Using Metaphor and Symbolism to Heal
- Available for pre-order. Item will ship after May 10, 2021
Clay Work and Body Image in Art Therapy provides an important addition to resources available in the field of clay work and art therapy, highlighting the unique sensory aspects of the medium and its ability to provide a therapeutic resource for women who experience body image issues.
Chapters offer a comprehensive distillation of current knowledge in the field of body image, clay work, neuroscience, and art therapy, building a theoretical framework around personal narratives. Case studies examine the benefits of exploring body image through clay work within art therapy practice, providing a positive and contained way to find personal acceptance and featuring photographs of clay body image sculptures created by research participants that highlight their individual stories and experiences. As well as offering both clinical and practical implications, the text provides a full protocol for the research and evaluation methods carried out, enabling further replication of the intervention and research methods by other therapists.
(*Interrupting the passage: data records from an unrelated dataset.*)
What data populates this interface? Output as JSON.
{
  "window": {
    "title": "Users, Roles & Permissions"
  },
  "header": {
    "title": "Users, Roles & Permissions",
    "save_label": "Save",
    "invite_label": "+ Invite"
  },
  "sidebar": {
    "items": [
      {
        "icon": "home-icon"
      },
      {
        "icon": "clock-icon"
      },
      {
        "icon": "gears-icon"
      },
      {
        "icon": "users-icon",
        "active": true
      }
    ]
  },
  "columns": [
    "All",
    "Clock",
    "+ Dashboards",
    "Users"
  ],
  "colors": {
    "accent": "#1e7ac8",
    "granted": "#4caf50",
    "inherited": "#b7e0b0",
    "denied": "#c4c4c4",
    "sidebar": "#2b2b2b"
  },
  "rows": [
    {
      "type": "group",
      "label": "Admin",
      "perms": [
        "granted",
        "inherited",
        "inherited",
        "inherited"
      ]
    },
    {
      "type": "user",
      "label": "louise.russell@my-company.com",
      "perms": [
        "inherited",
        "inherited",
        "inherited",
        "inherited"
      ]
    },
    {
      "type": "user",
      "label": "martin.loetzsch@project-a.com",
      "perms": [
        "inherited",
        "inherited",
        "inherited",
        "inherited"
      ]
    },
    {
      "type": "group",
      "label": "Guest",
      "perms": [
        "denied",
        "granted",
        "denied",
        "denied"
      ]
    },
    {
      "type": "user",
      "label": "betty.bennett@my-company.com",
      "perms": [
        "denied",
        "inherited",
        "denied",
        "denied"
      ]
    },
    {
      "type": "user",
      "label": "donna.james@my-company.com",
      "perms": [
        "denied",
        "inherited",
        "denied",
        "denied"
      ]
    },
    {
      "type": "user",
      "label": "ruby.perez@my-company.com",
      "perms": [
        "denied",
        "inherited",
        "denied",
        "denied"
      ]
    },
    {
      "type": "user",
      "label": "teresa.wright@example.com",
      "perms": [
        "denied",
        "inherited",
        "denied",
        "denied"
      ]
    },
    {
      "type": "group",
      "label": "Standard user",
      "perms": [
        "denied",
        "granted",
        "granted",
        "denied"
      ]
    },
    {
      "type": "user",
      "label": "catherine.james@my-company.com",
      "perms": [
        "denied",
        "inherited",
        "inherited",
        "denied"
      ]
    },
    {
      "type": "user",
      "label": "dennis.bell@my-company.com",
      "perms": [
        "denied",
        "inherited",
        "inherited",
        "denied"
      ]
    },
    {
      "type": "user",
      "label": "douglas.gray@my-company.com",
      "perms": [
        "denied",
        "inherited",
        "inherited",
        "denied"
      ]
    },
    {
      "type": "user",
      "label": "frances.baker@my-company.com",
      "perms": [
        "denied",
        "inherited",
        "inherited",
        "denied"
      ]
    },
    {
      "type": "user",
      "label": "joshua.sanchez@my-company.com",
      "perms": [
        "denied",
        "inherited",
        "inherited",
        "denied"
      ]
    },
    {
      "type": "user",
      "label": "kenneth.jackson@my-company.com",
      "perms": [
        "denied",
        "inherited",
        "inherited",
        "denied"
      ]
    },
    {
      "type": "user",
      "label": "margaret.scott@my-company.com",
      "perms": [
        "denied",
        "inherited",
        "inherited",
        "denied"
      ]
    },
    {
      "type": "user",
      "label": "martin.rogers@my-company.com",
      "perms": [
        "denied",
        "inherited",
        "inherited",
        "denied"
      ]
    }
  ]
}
This book highlights clay work as a significant resource for art therapists, arts in health practitioners, and counsellors, providing an emotive yet contained approach to the development of personal body image acceptance and self-compassion.
Table of Contents
List of Figures
Section One: Preparing the Ground - Digging for Clay
Chapter 1. Introduction & Context: Body Image, Art Therapy & Clay Work
Chapter 2. The Distorted Mirror: Body Image, The Critical Mother & Shame
Chapter 3. Making Connections: Metaphor, Evolution & Neuroscience
Section Two: Vignettes & Case Studies – Shaping the Self
Chapter 4: Case Vignettes – Study One, Sessions One & Two
Chapter 5: Case Studies, Study Two: Metaphor, Symbolism & Body Image
Chapter 6: Case Studies, Study Two: Mother’s and Other’s Influence on Body Image
Chapter 7: Case Studies, Study Two: Clay Work as Meaningful Play
Section Three: Protocol, Evaluation Methods & Conclusions – Opening the Kiln
Chapter 8. Intervention Protocol
Chapter 9. Methods of Analysis
Chapter 10. Adding the Glaze: Finding Meaning and Healing through Metaphor & Symbolism
Trisha Crocker, PhD, is an art therapist working with at-risk children and women in private practice. She runs workshops in clay-making and body-image from her pottery in Oxfordshire, England.
Susan M.D. Carr, PhD, is an artist, author, and art therapist in private practice, and currently co-Editor-in-Chief of the International Journal of Art Therapy. She has also developed and researched portrait therapy.
"Clay Work and Body Image in Art Therapy is an insightful synthesis of women’s authentic expressions of body image experience and representation, with extensive theoretical integration and analysis. Trisha Crocker and Susan Carr present, through the art-based vignettes and the authors’ reflective writing, a lyrical and clinical account of new knowledge in this field, emerging through the clay work sculptures. The book works on a number of levels – providing insight into the body image issues women face that echo and enrich our understanding, and how these issues can be passed down through the mother-daughter relationship. Offering new knowledge and a transparent process of analysis, this book is important reading for practicing therapists and students alike and sows the seed for further research in this important field."
Michal Bat-Or, Art therapist, lecturer and researcher at University of Haifa, Israel
"This well-researched book draws on the most helpful and influential theories which have become integral to UK art therapy practice: embodiment of emotions, attachment theory and the impact of the socio-cultural context on mental health and in this case, body-image. It elegantly demonstrates how clay has specific attributes which support the exploration of these issues within art therapy. Above all, it is anchored in the authors’ extensive clinical experience and the stunning visual imagery makes it a much welcome publication which will be of interest to arts therapists, service users and artists in health."
Val Huet, PhD, director of Research & Development, British Association of Art Therapists